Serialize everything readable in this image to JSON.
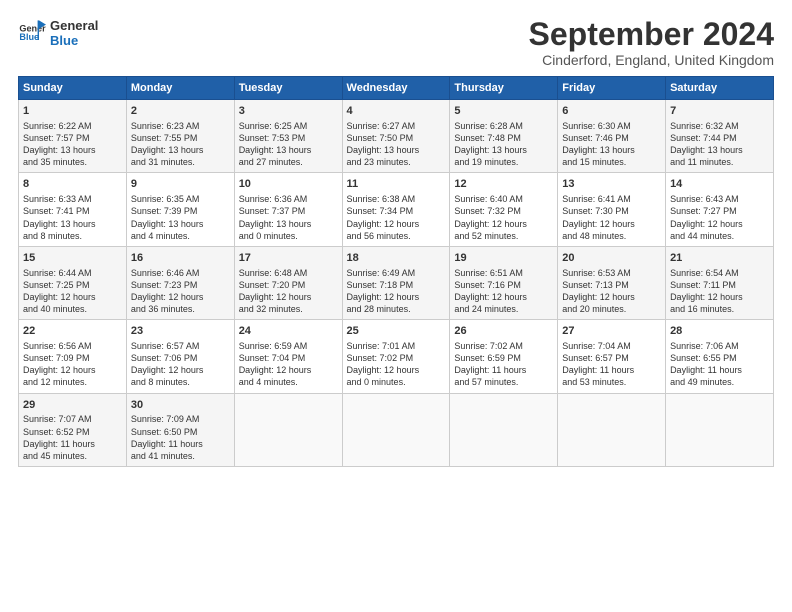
{
  "logo": {
    "line1": "General",
    "line2": "Blue"
  },
  "title": "September 2024",
  "location": "Cinderford, England, United Kingdom",
  "days_header": [
    "Sunday",
    "Monday",
    "Tuesday",
    "Wednesday",
    "Thursday",
    "Friday",
    "Saturday"
  ],
  "weeks": [
    [
      {
        "day": "1",
        "lines": [
          "Sunrise: 6:22 AM",
          "Sunset: 7:57 PM",
          "Daylight: 13 hours",
          "and 35 minutes."
        ]
      },
      {
        "day": "2",
        "lines": [
          "Sunrise: 6:23 AM",
          "Sunset: 7:55 PM",
          "Daylight: 13 hours",
          "and 31 minutes."
        ]
      },
      {
        "day": "3",
        "lines": [
          "Sunrise: 6:25 AM",
          "Sunset: 7:53 PM",
          "Daylight: 13 hours",
          "and 27 minutes."
        ]
      },
      {
        "day": "4",
        "lines": [
          "Sunrise: 6:27 AM",
          "Sunset: 7:50 PM",
          "Daylight: 13 hours",
          "and 23 minutes."
        ]
      },
      {
        "day": "5",
        "lines": [
          "Sunrise: 6:28 AM",
          "Sunset: 7:48 PM",
          "Daylight: 13 hours",
          "and 19 minutes."
        ]
      },
      {
        "day": "6",
        "lines": [
          "Sunrise: 6:30 AM",
          "Sunset: 7:46 PM",
          "Daylight: 13 hours",
          "and 15 minutes."
        ]
      },
      {
        "day": "7",
        "lines": [
          "Sunrise: 6:32 AM",
          "Sunset: 7:44 PM",
          "Daylight: 13 hours",
          "and 11 minutes."
        ]
      }
    ],
    [
      {
        "day": "8",
        "lines": [
          "Sunrise: 6:33 AM",
          "Sunset: 7:41 PM",
          "Daylight: 13 hours",
          "and 8 minutes."
        ]
      },
      {
        "day": "9",
        "lines": [
          "Sunrise: 6:35 AM",
          "Sunset: 7:39 PM",
          "Daylight: 13 hours",
          "and 4 minutes."
        ]
      },
      {
        "day": "10",
        "lines": [
          "Sunrise: 6:36 AM",
          "Sunset: 7:37 PM",
          "Daylight: 13 hours",
          "and 0 minutes."
        ]
      },
      {
        "day": "11",
        "lines": [
          "Sunrise: 6:38 AM",
          "Sunset: 7:34 PM",
          "Daylight: 12 hours",
          "and 56 minutes."
        ]
      },
      {
        "day": "12",
        "lines": [
          "Sunrise: 6:40 AM",
          "Sunset: 7:32 PM",
          "Daylight: 12 hours",
          "and 52 minutes."
        ]
      },
      {
        "day": "13",
        "lines": [
          "Sunrise: 6:41 AM",
          "Sunset: 7:30 PM",
          "Daylight: 12 hours",
          "and 48 minutes."
        ]
      },
      {
        "day": "14",
        "lines": [
          "Sunrise: 6:43 AM",
          "Sunset: 7:27 PM",
          "Daylight: 12 hours",
          "and 44 minutes."
        ]
      }
    ],
    [
      {
        "day": "15",
        "lines": [
          "Sunrise: 6:44 AM",
          "Sunset: 7:25 PM",
          "Daylight: 12 hours",
          "and 40 minutes."
        ]
      },
      {
        "day": "16",
        "lines": [
          "Sunrise: 6:46 AM",
          "Sunset: 7:23 PM",
          "Daylight: 12 hours",
          "and 36 minutes."
        ]
      },
      {
        "day": "17",
        "lines": [
          "Sunrise: 6:48 AM",
          "Sunset: 7:20 PM",
          "Daylight: 12 hours",
          "and 32 minutes."
        ]
      },
      {
        "day": "18",
        "lines": [
          "Sunrise: 6:49 AM",
          "Sunset: 7:18 PM",
          "Daylight: 12 hours",
          "and 28 minutes."
        ]
      },
      {
        "day": "19",
        "lines": [
          "Sunrise: 6:51 AM",
          "Sunset: 7:16 PM",
          "Daylight: 12 hours",
          "and 24 minutes."
        ]
      },
      {
        "day": "20",
        "lines": [
          "Sunrise: 6:53 AM",
          "Sunset: 7:13 PM",
          "Daylight: 12 hours",
          "and 20 minutes."
        ]
      },
      {
        "day": "21",
        "lines": [
          "Sunrise: 6:54 AM",
          "Sunset: 7:11 PM",
          "Daylight: 12 hours",
          "and 16 minutes."
        ]
      }
    ],
    [
      {
        "day": "22",
        "lines": [
          "Sunrise: 6:56 AM",
          "Sunset: 7:09 PM",
          "Daylight: 12 hours",
          "and 12 minutes."
        ]
      },
      {
        "day": "23",
        "lines": [
          "Sunrise: 6:57 AM",
          "Sunset: 7:06 PM",
          "Daylight: 12 hours",
          "and 8 minutes."
        ]
      },
      {
        "day": "24",
        "lines": [
          "Sunrise: 6:59 AM",
          "Sunset: 7:04 PM",
          "Daylight: 12 hours",
          "and 4 minutes."
        ]
      },
      {
        "day": "25",
        "lines": [
          "Sunrise: 7:01 AM",
          "Sunset: 7:02 PM",
          "Daylight: 12 hours",
          "and 0 minutes."
        ]
      },
      {
        "day": "26",
        "lines": [
          "Sunrise: 7:02 AM",
          "Sunset: 6:59 PM",
          "Daylight: 11 hours",
          "and 57 minutes."
        ]
      },
      {
        "day": "27",
        "lines": [
          "Sunrise: 7:04 AM",
          "Sunset: 6:57 PM",
          "Daylight: 11 hours",
          "and 53 minutes."
        ]
      },
      {
        "day": "28",
        "lines": [
          "Sunrise: 7:06 AM",
          "Sunset: 6:55 PM",
          "Daylight: 11 hours",
          "and 49 minutes."
        ]
      }
    ],
    [
      {
        "day": "29",
        "lines": [
          "Sunrise: 7:07 AM",
          "Sunset: 6:52 PM",
          "Daylight: 11 hours",
          "and 45 minutes."
        ]
      },
      {
        "day": "30",
        "lines": [
          "Sunrise: 7:09 AM",
          "Sunset: 6:50 PM",
          "Daylight: 11 hours",
          "and 41 minutes."
        ]
      },
      {
        "day": "",
        "lines": []
      },
      {
        "day": "",
        "lines": []
      },
      {
        "day": "",
        "lines": []
      },
      {
        "day": "",
        "lines": []
      },
      {
        "day": "",
        "lines": []
      }
    ]
  ]
}
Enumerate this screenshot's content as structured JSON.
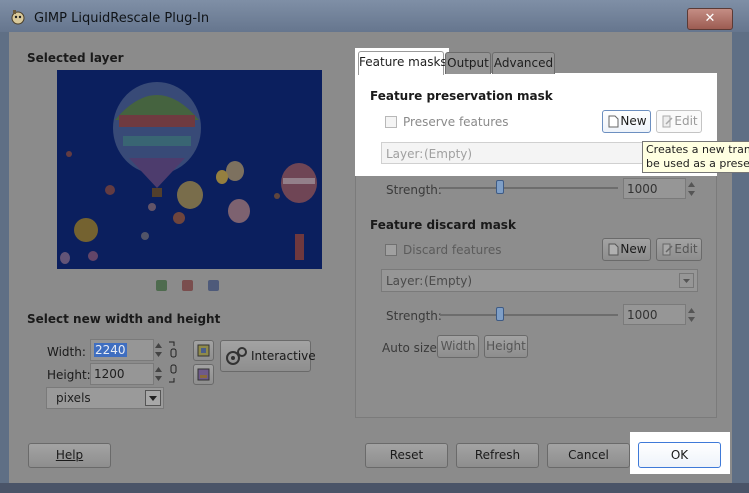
{
  "window": {
    "title": "GIMP LiquidRescale Plug-In",
    "close_label": "✕"
  },
  "left": {
    "selected_layer_heading": "Selected layer",
    "resize_heading": "Select new width and height",
    "width_label": "Width:",
    "width_value": "2240",
    "height_label": "Height:",
    "height_value": "1200",
    "unit_value": "pixels",
    "interactive_label": "Interactive"
  },
  "tabs": [
    {
      "label": "Feature masks",
      "active": true
    },
    {
      "label": "Output",
      "active": false
    },
    {
      "label": "Advanced",
      "active": false
    }
  ],
  "preservation": {
    "heading": "Feature preservation mask",
    "checkbox_label": "Preserve features",
    "new_label": "New",
    "edit_label": "Edit",
    "layer_label": "Layer:",
    "layer_value": "(Empty)",
    "strength_label": "Strength:",
    "strength_value": "1000"
  },
  "discard": {
    "heading": "Feature discard mask",
    "checkbox_label": "Discard features",
    "new_label": "New",
    "edit_label": "Edit",
    "layer_label": "Layer:",
    "layer_value": "(Empty)",
    "strength_label": "Strength:",
    "strength_value": "1000"
  },
  "autosize": {
    "label": "Auto size:",
    "width_label": "Width",
    "height_label": "Height"
  },
  "tooltip": {
    "line1": "Creates a new transp",
    "line2": "be used as a preserv"
  },
  "footer": {
    "help_label": "Help",
    "reset_label": "Reset",
    "refresh_label": "Refresh",
    "cancel_label": "Cancel",
    "ok_label": "OK"
  },
  "colors": {
    "accent_blue": "#3f6ec0",
    "dim_overlay": "#8b8b8b",
    "highlight": "#ffffff",
    "tooltip_bg": "#ffffe1"
  }
}
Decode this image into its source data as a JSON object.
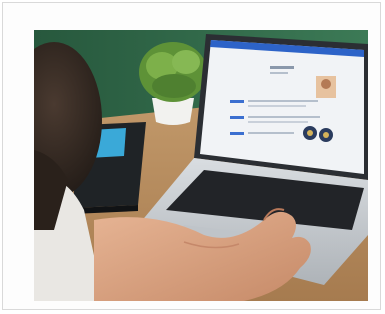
{
  "photo": {
    "description_hidden": true,
    "scene": "person-typing-on-laptop",
    "colors": {
      "wall": "#2f6b4a",
      "desk": "#b58a5c",
      "laptop_body": "#c9cdd1",
      "keyboard": "#222428",
      "screen": "#f1f3f6",
      "skin": "#d9a07f",
      "notebook": "#1f2326",
      "notebook_band": "#3aa9d8",
      "plant": "#6fa340",
      "pot": "#f2f2ef"
    }
  }
}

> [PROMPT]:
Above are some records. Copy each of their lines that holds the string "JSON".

> [WRITTEN SOLUTION]:
Serialize everything readable in this image to JSON.
Enumerate this screenshot's content as structured JSON.
Decode this image into its source data as a JSON object.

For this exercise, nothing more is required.